Radević's success in creating the Hotel Podgorica in Titograd immediately led to a demand for her talents across Montenegro. The year after the opening of this first hotel, she designed the new central bus station for the city of Titograd (which itself seems highly inspired by Le Corbusier's 1962 Parliament in Chandigarh). After her initial success through the 1960s, she then proceeded to travel to the US in 1972 to study as a Fullbright Scholar under the famous architect Louis Kahn at the University of Pennsylvania (UPenn). Kahn at that point was considered one of the greatest living architects in the world, and studying under him Radević earned his master's degree at UPenn. Upon returning to Montenegro, she began even more ambitious projects, such as Hotel Mojkovac in Mojkovac, Montenegro, completed in 1975. It was also then in 1975 that she began what would be the most ambitious project of her career, which was the Hotel Zlatibor in Užice, Serbia. Opened in 1981, this 60m tall and 16 story concrete high-rise hotel dominated the town of Užice, with some likening to a rocket-ship, with its high-modernist angularity and towering larger-than-life design.

In addition to designing and creating hotels and buildings, Radević also dived into the task of creating memorial structures and sculptures as well. Her most famous memorial work was the Monument to the Fallen Soldiers of Lješanska nahija in Barutana, just outside of Titograd. Again, Radević's use of local materials paired with modern materials and contemporary designs created a unique synthesis of old and new which imbued this monument at Barutana with a unique and contemplative atmosphere that one can sense even today when visiting the site.

Through her long career which spanned over four decades, Radević won countless awards and recognitions for her pioneering work in the field of architecture in Yugoslavia, developing a unique and personal style that continues to make a mark upon contemporary Montenegrin architects of the 21st century. Her work remains internationally relevant and was even featured at the 2018 Yugoslav architecture exhibit at the MoMA in New York City.

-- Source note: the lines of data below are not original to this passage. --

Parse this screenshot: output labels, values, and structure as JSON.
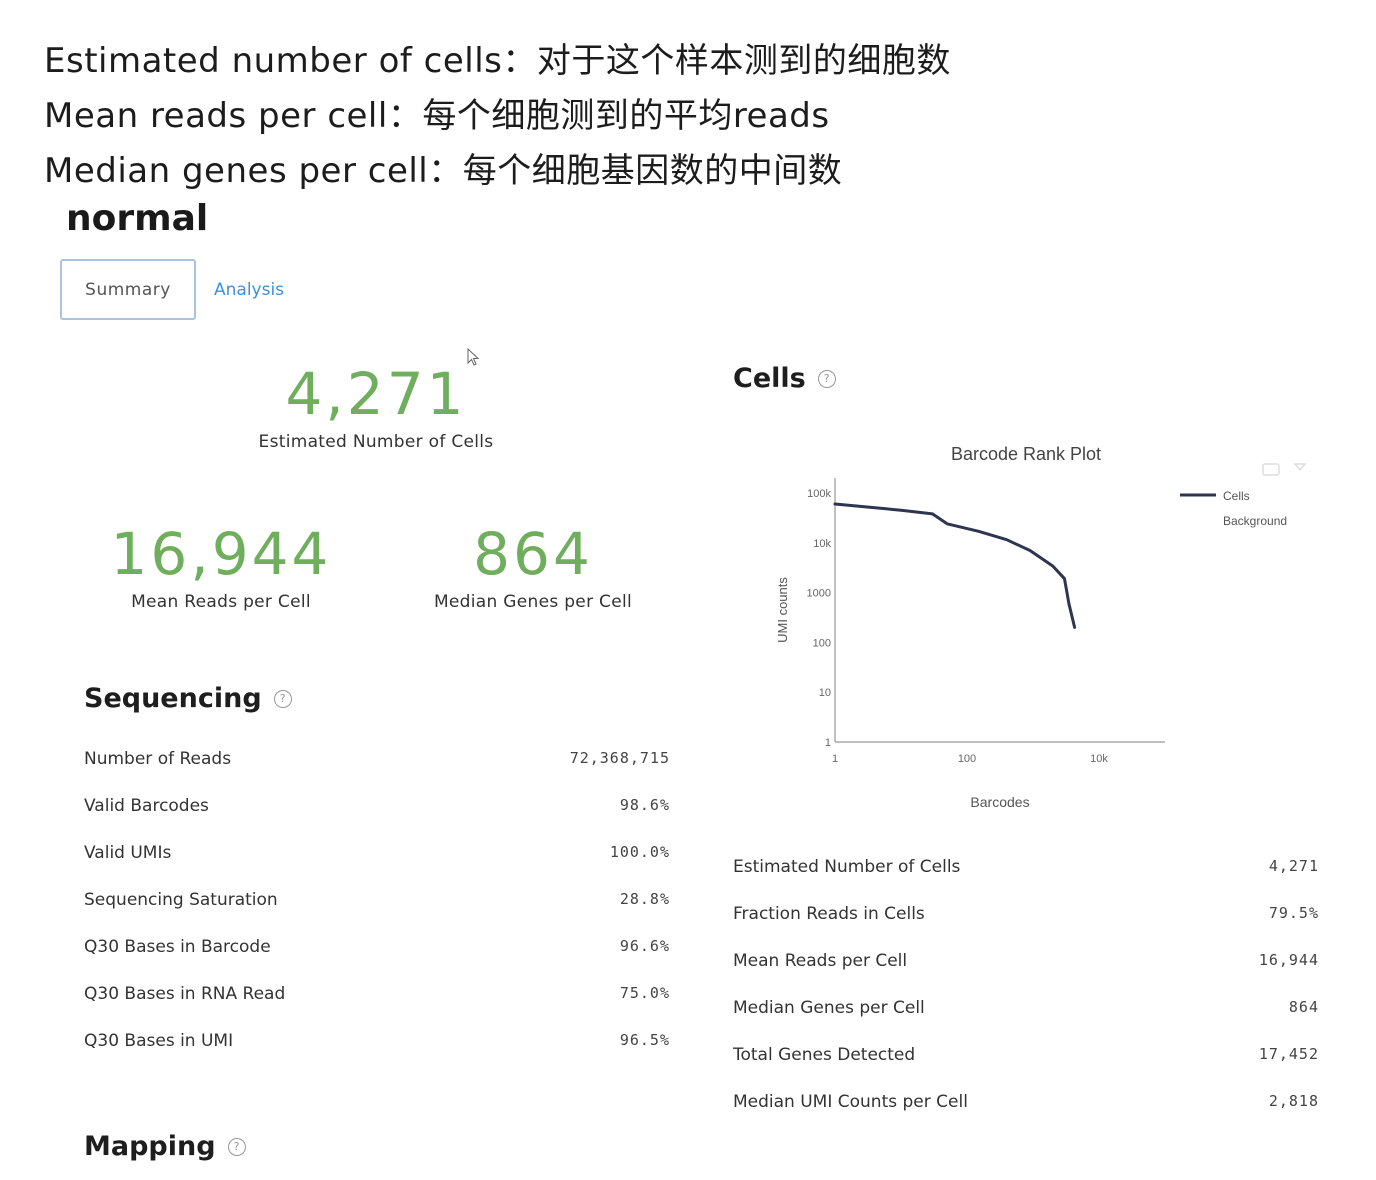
{
  "notes": [
    "Estimated number of cells：对于这个样本测到的细胞数",
    "Mean reads per cell：每个细胞测到的平均reads",
    "Median genes per cell：每个细胞基因数的中间数"
  ],
  "sample": {
    "title": "normal"
  },
  "tabs": {
    "summary": "Summary",
    "analysis": "Analysis"
  },
  "headline": {
    "cells": {
      "value": "4,271",
      "label": "Estimated Number of Cells"
    },
    "reads": {
      "value": "16,944",
      "label": "Mean Reads per Cell"
    },
    "genes": {
      "value": "864",
      "label": "Median Genes per Cell"
    }
  },
  "sequencing": {
    "title": "Sequencing",
    "rows": [
      {
        "label": "Number of Reads",
        "value": "72,368,715"
      },
      {
        "label": "Valid Barcodes",
        "value": "98.6%"
      },
      {
        "label": "Valid UMIs",
        "value": "100.0%"
      },
      {
        "label": "Sequencing Saturation",
        "value": "28.8%"
      },
      {
        "label": "Q30 Bases in Barcode",
        "value": "96.6%"
      },
      {
        "label": "Q30 Bases in RNA Read",
        "value": "75.0%"
      },
      {
        "label": "Q30 Bases in UMI",
        "value": "96.5%"
      }
    ]
  },
  "mapping": {
    "title": "Mapping"
  },
  "cells_section": {
    "title": "Cells",
    "rows": [
      {
        "label": "Estimated Number of Cells",
        "value": "4,271"
      },
      {
        "label": "Fraction Reads in Cells",
        "value": "79.5%"
      },
      {
        "label": "Mean Reads per Cell",
        "value": "16,944"
      },
      {
        "label": "Median Genes per Cell",
        "value": "864"
      },
      {
        "label": "Total Genes Detected",
        "value": "17,452"
      },
      {
        "label": "Median UMI Counts per Cell",
        "value": "2,818"
      }
    ]
  },
  "chart_data": {
    "type": "line",
    "title": "Barcode Rank Plot",
    "xlabel": "Barcodes",
    "ylabel": "UMI counts",
    "x_scale": "log",
    "y_scale": "log",
    "x_ticks": [
      "1",
      "100",
      "10k"
    ],
    "y_ticks": [
      "1",
      "10",
      "100",
      "1000",
      "10k",
      "100k"
    ],
    "legend": [
      "Cells",
      "Background"
    ],
    "legend_position": "top-right",
    "series": [
      {
        "name": "Cells",
        "color": "#2d3550",
        "points": [
          [
            1,
            60000
          ],
          [
            10,
            45000
          ],
          [
            30,
            38000
          ],
          [
            50,
            24000
          ],
          [
            150,
            17000
          ],
          [
            400,
            11500
          ],
          [
            900,
            7000
          ],
          [
            2000,
            3400
          ],
          [
            3000,
            1900
          ],
          [
            3500,
            600
          ],
          [
            4271,
            200
          ]
        ]
      }
    ]
  }
}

Works by this Designer:

This is a listing of a number of memorials, monuments, cultural centers and other notable Yugoslav-era civic works by Svetlana Kana Radević. Those sites listed in the upper part of this section have profile pages, while those listed in the lower part do not yet have completed profile pages. This list is not exhaustive and will be added to over time.

Works with profile pages:

Click photos to go to page

Barutana, ME

Name: Mon. to the Lješanska Nahija Fighters

Year: completed 1980

Vranjske Njive, ME

IMG_20170329_095148.jpg

Name: Monument to Hanged Patriots

Year: completed 1970s?

Podgorica, ME

Name: Central Bus Station

Year: completed 1968

Podgorica, ME

Name: Hotel Podgorica

Year: completed 1967

Užice, SRB

Tower2.jpg

Name: Hotel Zlatibor

Year: completed 1981

Works without profile pages:

Mojkovac, ME

Name: Hotel Mojkovac (Hotel Palace)

Year: completed 1974

Location: N42°57'27.5", E19°34'42.8"